Road funding

Jones’ Infowars site files for bankruptcy

AUSTIN, Texas — Infowars has filed for Chapter 11 bankruptcy as website founder Alex Jones faces defamation lawsuits over his comments that the Sandy Elementary School shooting Hook was a hoax.

Texas’ Sunday filing for bankruptcy suspends civil lawsuits while the company reorganizes its finances. The filing came a week before a jury in Texas is to begin considering how much money Jones, who has already lost defamation suits, should pay the families of Sandy Hook victims.

In its court filing, Infowars said it had estimated assets of $50,000 or less and estimated liabilities of between $1 million and $10 million. Creditors listed in the bankruptcy filing include relatives of some of the 20 children and six educators killed in the 2012 school massacre in Connecticut.

Plaintiffs in that case say they were harassed and threatened with death by Jones supporters because he encouraged the hoax plot that the crisis actors staged the shooting in a government effort to remove the guns from fire and restrict firearms.

Jones has since acknowledged that the shooting did take place.

“Alex Jones is only delaying the inevitable: a public trial in which he will be held accountable for his for-profit campaign of lies against the Sandy Hook families who filed this lawsuit,” said Christopher Mattei, who represents the families in a Connecticut. lawsuit against Jones.

A lawyer for Jones did not return a message seeking comment. Jones told his Infowars listeners on Monday that he was “totally exhausted” and urged them to contribute money and buy nutritional supplements from his website to keep him on the air.

“It’s time people could see that I don’t have $5 million. I don’t have $3 million. We have less than $3 million in cash and we need that money to buy future products to be able to work,” says Jones.

Jones was fined $75,000 last month for failing to appear for deposition in a defamation case, but a judge last week ordered the money returned because Jones eventually present.

Another new lawsuit accuses Jones of hiding millions of dollars in assets, but a lawyer for Jones called the allegation “ridiculous.”

Neil Heslin – whose 6-year-old son Jesse Lewis died in the Newtown school shooting – said he was not immediately sure how bankruptcy would affect his libel suit against Jones in Texas, where a lawsuit on how much money Jones should pay in damages is expected to begin next week.

“It is what it is,” Heslin said. “We’ll see where it all leads. He tried everything to avoid everything.”

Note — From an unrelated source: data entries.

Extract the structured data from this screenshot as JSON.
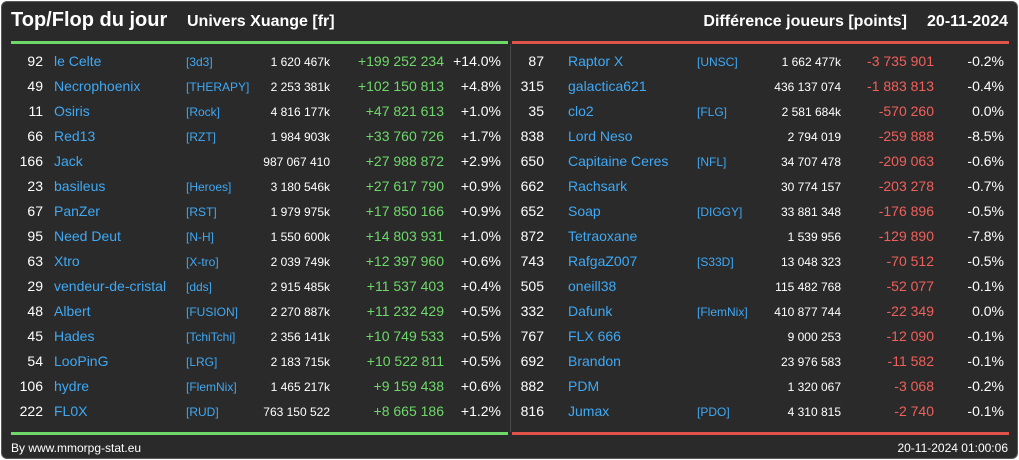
{
  "header": {
    "title": "Top/Flop du jour",
    "subtitle": "Univers Xuange [fr]",
    "metric": "Différence joueurs [points]",
    "date": "20-11-2024"
  },
  "colors": {
    "background": "#2a2a2a",
    "name": "#3fa9f5",
    "gain": "#6fd86a",
    "loss": "#f0605a"
  },
  "top": [
    {
      "rank": "92",
      "name": "le Celte",
      "alliance": "[3d3]",
      "points": "1 620 467k",
      "diff": "+199 252 234",
      "pct": "+14.0%"
    },
    {
      "rank": "49",
      "name": "Necrophoenix",
      "alliance": "[THERAPY]",
      "points": "2 253 381k",
      "diff": "+102 150 813",
      "pct": "+4.8%"
    },
    {
      "rank": "11",
      "name": "Osiris",
      "alliance": "[Rock]",
      "points": "4 816 177k",
      "diff": "+47 821 613",
      "pct": "+1.0%"
    },
    {
      "rank": "66",
      "name": "Red13",
      "alliance": "[RZT]",
      "points": "1 984 903k",
      "diff": "+33 760 726",
      "pct": "+1.7%"
    },
    {
      "rank": "166",
      "name": "Jack",
      "alliance": "",
      "points": "987 067 410",
      "diff": "+27 988 872",
      "pct": "+2.9%"
    },
    {
      "rank": "23",
      "name": "basileus",
      "alliance": "[Heroes]",
      "points": "3 180 546k",
      "diff": "+27 617 790",
      "pct": "+0.9%"
    },
    {
      "rank": "67",
      "name": "PanZer",
      "alliance": "[RST]",
      "points": "1 979 975k",
      "diff": "+17 850 166",
      "pct": "+0.9%"
    },
    {
      "rank": "95",
      "name": "Need Deut",
      "alliance": "[N-H]",
      "points": "1 550 600k",
      "diff": "+14 803 931",
      "pct": "+1.0%"
    },
    {
      "rank": "63",
      "name": "Xtro",
      "alliance": "[X-tro]",
      "points": "2 039 749k",
      "diff": "+12 397 960",
      "pct": "+0.6%"
    },
    {
      "rank": "29",
      "name": "vendeur-de-cristal",
      "alliance": "[dds]",
      "points": "2 915 485k",
      "diff": "+11 537 403",
      "pct": "+0.4%"
    },
    {
      "rank": "48",
      "name": "Albert",
      "alliance": "[FUSION]",
      "points": "2 270 887k",
      "diff": "+11 232 429",
      "pct": "+0.5%"
    },
    {
      "rank": "45",
      "name": "Hades",
      "alliance": "[TchiTchi]",
      "points": "2 356 141k",
      "diff": "+10 749 533",
      "pct": "+0.5%"
    },
    {
      "rank": "54",
      "name": "LooPinG",
      "alliance": "[LRG]",
      "points": "2 183 715k",
      "diff": "+10 522 811",
      "pct": "+0.5%"
    },
    {
      "rank": "106",
      "name": "hydre",
      "alliance": "[FlemNix]",
      "points": "1 465 217k",
      "diff": "+9 159 438",
      "pct": "+0.6%"
    },
    {
      "rank": "222",
      "name": "FL0X",
      "alliance": "[RUD]",
      "points": "763 150 522",
      "diff": "+8 665 186",
      "pct": "+1.2%"
    }
  ],
  "flop": [
    {
      "rank": "87",
      "name": "Raptor X",
      "alliance": "[UNSC]",
      "points": "1 662 477k",
      "diff": "-3 735 901",
      "pct": "-0.2%"
    },
    {
      "rank": "315",
      "name": "galactica621",
      "alliance": "",
      "points": "436 137 074",
      "diff": "-1 883 813",
      "pct": "-0.4%"
    },
    {
      "rank": "35",
      "name": "clo2",
      "alliance": "[FLG]",
      "points": "2 581 684k",
      "diff": "-570 260",
      "pct": "0.0%"
    },
    {
      "rank": "838",
      "name": "Lord Neso",
      "alliance": "",
      "points": "2 794 019",
      "diff": "-259 888",
      "pct": "-8.5%"
    },
    {
      "rank": "650",
      "name": "Capitaine Ceres",
      "alliance": "[NFL]",
      "points": "34 707 478",
      "diff": "-209 063",
      "pct": "-0.6%"
    },
    {
      "rank": "662",
      "name": "Rachsark",
      "alliance": "",
      "points": "30 774 157",
      "diff": "-203 278",
      "pct": "-0.7%"
    },
    {
      "rank": "652",
      "name": "Soap",
      "alliance": "[DIGGY]",
      "points": "33 881 348",
      "diff": "-176 896",
      "pct": "-0.5%"
    },
    {
      "rank": "872",
      "name": "Tetraoxane",
      "alliance": "",
      "points": "1 539 956",
      "diff": "-129 890",
      "pct": "-7.8%"
    },
    {
      "rank": "743",
      "name": "RafgaZ007",
      "alliance": "[S33D]",
      "points": "13 048 323",
      "diff": "-70 512",
      "pct": "-0.5%"
    },
    {
      "rank": "505",
      "name": "oneill38",
      "alliance": "",
      "points": "115 482 768",
      "diff": "-52 077",
      "pct": "-0.1%"
    },
    {
      "rank": "332",
      "name": "Dafunk",
      "alliance": "[FlemNix]",
      "points": "410 877 744",
      "diff": "-22 349",
      "pct": "0.0%"
    },
    {
      "rank": "767",
      "name": "FLX 666",
      "alliance": "",
      "points": "9 000 253",
      "diff": "-12 090",
      "pct": "-0.1%"
    },
    {
      "rank": "692",
      "name": "Brandon",
      "alliance": "",
      "points": "23 976 583",
      "diff": "-11 582",
      "pct": "-0.1%"
    },
    {
      "rank": "882",
      "name": "PDM",
      "alliance": "",
      "points": "1 320 067",
      "diff": "-3 068",
      "pct": "-0.2%"
    },
    {
      "rank": "816",
      "name": "Jumax",
      "alliance": "[PDO]",
      "points": "4 310 815",
      "diff": "-2 740",
      "pct": "-0.1%"
    }
  ],
  "footer": {
    "source": "By www.mmorpg-stat.eu",
    "timestamp": "20-11-2024 01:00:06"
  }
}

This isn’t the first time a bankruptcy filing has affected a lawsuit brought by the Sandy Hook families.

While suing gunmaker Remington, which made the AR-15-style rifle used in the school shooting, the company has twice filed for bankruptcy. In the second case filed in 2020, Remington’s assets were ultimately sold to other companies.

The 2020 bankruptcy delayed proceedings by a year in the Connecticut lawsuit, which was seeking damages from Remington for the way it marketed its guns. In February, the families of nine school shooting victims announced they had agreed to settle the case for $73 million.